The intention of my comments is to keep on the table the fact that we should not view the current cause as a single, unrelated event, (as our president suggested) but just the latest in an ongoing series precipitated by failures of leadership. A leadership totally unable of self -correcting at its core.
We have two responsibilities here. Firstly, we need to encourage everyone to get involved, do what is right and support positive initiatives by Civil Society, Media, The Legislator, The Judiciary and Business to move us forward. As our President said in his latest two speeches and his Mandela Day lecture, it was civil society that saved us from the looting disaster. He praised us for coming together to:
- defend the malls and suburbs,
- prevent further destruction and then
- for pitching up in large numbers to clean up.
This is a true characteristic of our resilient civil society, in stark contrast to Government’s absence and inability to mobalise for any of the above three tasks. (In a very recent poll by Times Live, 56,95% of respondents indicated that we should celebrate ourselves in how we managed the threat, 41,2% said they could not even tell we had security forces on the ground and only 1,85% thought Government did a good job). In a sense, our President was hiding their failure in our success.
The second part of our responsibility is where we need to hold Government to account for their failures and not celebrate their victories without seeing them in context of their failures. (social grant numbers against unemployment figures etc,) Civil society has, for years, very visibly, illustrated their dissatisfaction through service delivery riots. In my opinion, it is time now for business leaders to step up to the plate.
Business leaders hold office with a duty to deliver to all stakeholders, shareholders, employees and clients.
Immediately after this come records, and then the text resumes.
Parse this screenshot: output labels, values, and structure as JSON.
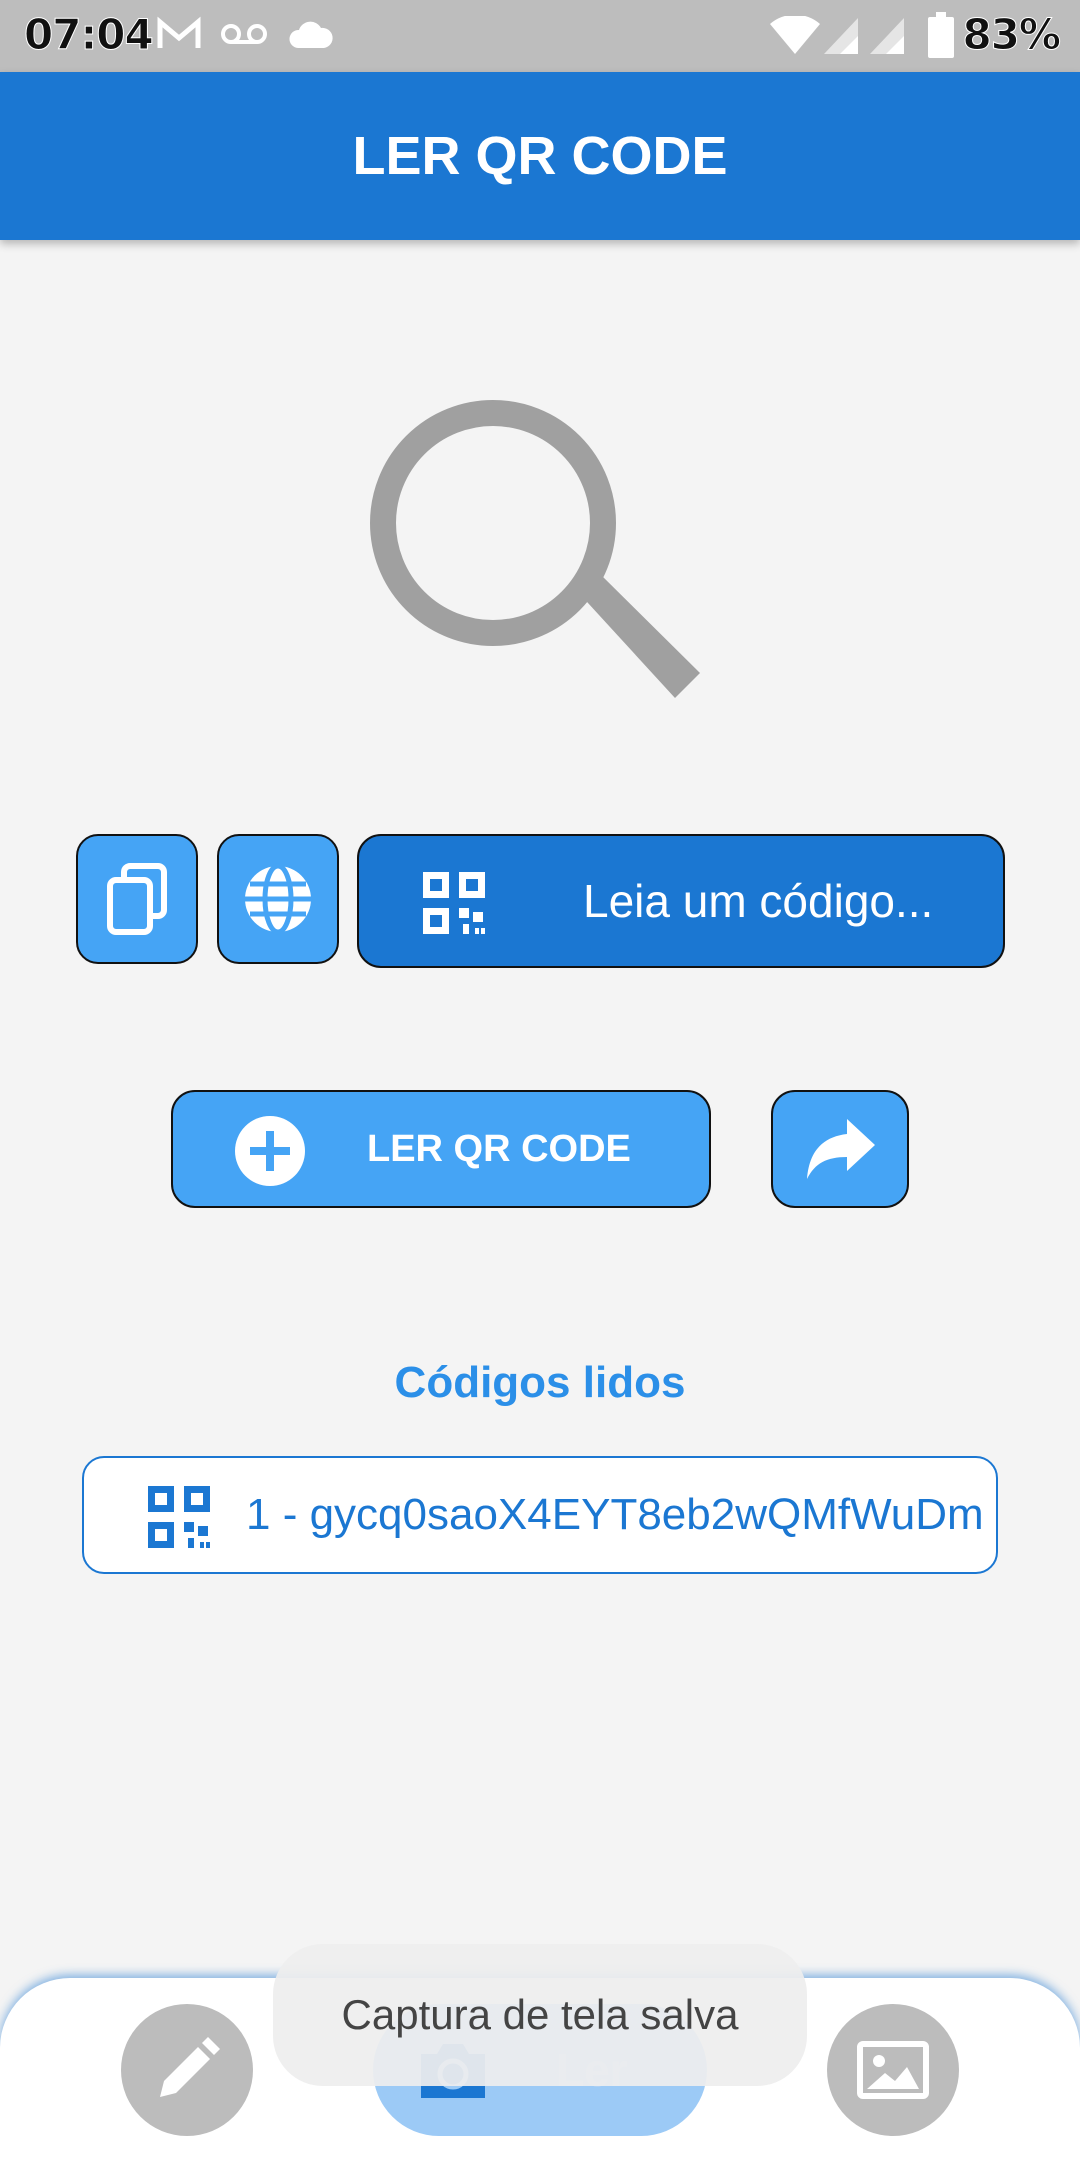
{
  "status_bar": {
    "time": "07:04",
    "battery": "83%",
    "icons": [
      "gmail-icon",
      "voicemail-icon",
      "cloud-icon",
      "wifi-icon",
      "signal-icon",
      "signal-icon",
      "battery-icon"
    ]
  },
  "app_bar": {
    "title": "LER QR CODE"
  },
  "actions": {
    "copy_icon": "copy-icon",
    "web_icon": "globe-icon",
    "read_label": "Leia um código..."
  },
  "scan": {
    "button_label": "LER QR CODE",
    "share_icon": "share-icon"
  },
  "history": {
    "title": "Códigos lidos",
    "items": [
      {
        "text": "1 - gycq0saoX4EYT8eb2wQMfWuDm"
      }
    ]
  },
  "bottom_nav": {
    "left_icon": "pencil-icon",
    "center_label": "Ler",
    "right_icon": "image-icon"
  },
  "toast": {
    "text": "Captura de tela salva"
  },
  "colors": {
    "primary": "#1b77d2",
    "light_blue": "#45a4f5",
    "background": "#f4f4f4",
    "accent_text": "#2b8fe8"
  }
}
However, this goes much further when taking ESG (environmental, social and governance) into account. Looking at the industry I operate in, AM Best believes that the insurance industry plays an important role in supporting sustainable economic and social development. ESG factors were the primary driver in 13% of ratings actions in the year to the end of March, according toAM Best.
This places the ball squarely in the court of business leaders. If a business leader orders equipment from a supplier and pays but receives no delivery, she will clearly have a duty to demand performance to prevent a loss. If a business relies on a constant supply of fresh water to sustain production and the leaders do not challenge any threat to that supply, they will be held to account for failing their fiduciary responsibility to stakeholders. CLOVER recently announced the relocation of a cheese factory, at a cost of R1,5b, due to the inability of a municipality to deliver services. That was R1,5b of stakeholder funds, cost 330 direct jobs, cripple upstream milk suppliers and have a devastating ripple effect in a small community. If ESG factors are considered, that was a major failure. Now consider the effect of the looting in that context.
In South Africa, the above mentioned, and numerous other failures by Government, present a clear threat to sustainability of business, demanding clear and concise action to force it to deliver on its mandate. As business leaders, we cannot stand by while Government refuses to self-correct, producing failure after failure due to actions aimed at delivering on their own self-serving agendas.
Government already received help from civil society with their latest failure, as mentioned above. Yesterday President Ramaphosa again called business together to ask for our help. There needs to be accountability this time.
It is now up to business leadership to force Government to deliver. We cannot just nod our heads, knowing we will get less than nothing in return. We owe that to our stakeholders, just as Government owes good leadership to South Africa’s citizens.